Measuring public values and priorities for natural resources: An application to the Peconic Estuary system

Marisa Joan Mazzotta, University of Rhode Island

Abstract

This study focuses on measurement of public values and priorities for protecting and enhancing natural resources of the Peconic Estuary system; and explores issues related to economic valuation methods, including theoretical validity and a comparison of model specifications.^ A contingent choice survey was administered to 968 residents of the area surrounding the Estuary. Respondents were presented with sets of hypothetical alternatives, described in terms of their effects on natural resources and the cost to each household, and asked to select their preferred alternative. The baseline was represented by a "no new action" alternative, which was compared to two different programs to protect or enhance natural resources. Five natural resources were included--farmland, undeveloped land, wetlands, shellfishing areas, and eelgrass.^ Three model specifications are compared: the conditional logit model with and without alternative-specific constants, and the nested logit model. The two latter models allow for effects related to the options themselves rather than their attributes, and their results indicate that choices between the two protection/enhancement alternatives are correlated, and that, ceteris paribus, respondants are more likely to select Program A than Program B.^ Although dollar value estimates vary, estimated ordinal priorities and relative values of resources are robust to different specifications. Estimated priorities for protection or enhancement of resources are: farmland, eelgrass, wetlands, shellfish, and undeveloped land. For an infinite time horizon, and the official 7.625 percent discount rate, present values range from around $90,000 to \$168,000 per acre of farmland; $17,000 to \$32,000 per acre of undeveloped land; $54,000 to \$128,000 per acre of wetlands; $32,000 to \$71,000 per acre of shellfishing areas; and $64,000 to \$157,000 per acre of eelgrass.^ Tests of hypotheses related to theoretical validity indicate that estimated economic values pass basic tests of consistency with economic theory, with mixed results for the most rigorous tests. Thus, although respondents may not be able to express their values precisely enough to pass the most rigorous tests of economic rationality, responses provide robust estimates of people's priorities and relative values for the natural resources, which is most important for policy analysis that aims to prioritize actions. ^

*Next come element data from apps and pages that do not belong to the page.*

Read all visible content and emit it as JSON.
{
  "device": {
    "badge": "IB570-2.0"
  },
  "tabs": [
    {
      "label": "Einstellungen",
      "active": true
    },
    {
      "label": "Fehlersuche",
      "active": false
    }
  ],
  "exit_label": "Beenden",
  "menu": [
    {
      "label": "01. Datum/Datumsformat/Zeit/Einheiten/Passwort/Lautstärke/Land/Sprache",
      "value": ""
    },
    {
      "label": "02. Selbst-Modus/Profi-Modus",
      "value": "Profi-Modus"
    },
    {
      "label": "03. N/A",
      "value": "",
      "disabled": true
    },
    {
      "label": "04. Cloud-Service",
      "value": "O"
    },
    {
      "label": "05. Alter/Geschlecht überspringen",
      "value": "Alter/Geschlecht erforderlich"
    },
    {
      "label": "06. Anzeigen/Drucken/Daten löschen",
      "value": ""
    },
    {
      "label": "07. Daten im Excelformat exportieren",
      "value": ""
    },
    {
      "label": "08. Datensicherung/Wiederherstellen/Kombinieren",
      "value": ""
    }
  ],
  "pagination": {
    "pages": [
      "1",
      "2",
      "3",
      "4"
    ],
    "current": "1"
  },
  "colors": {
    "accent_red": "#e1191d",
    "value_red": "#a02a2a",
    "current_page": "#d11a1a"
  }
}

Subject Area

Economics, General|Economics, Agricultural|Environmental Sciences

Recommended Citation

Marisa Joan Mazzotta, "Measuring public values and priorities for natural resources: An application to the Peconic Estuary system" (1996). Dissertations and Master's Theses (Campus Access). Paper AAI9723566.
http://digitalcommons.uri.edu/dissertations/AAI9723566

Share

COinS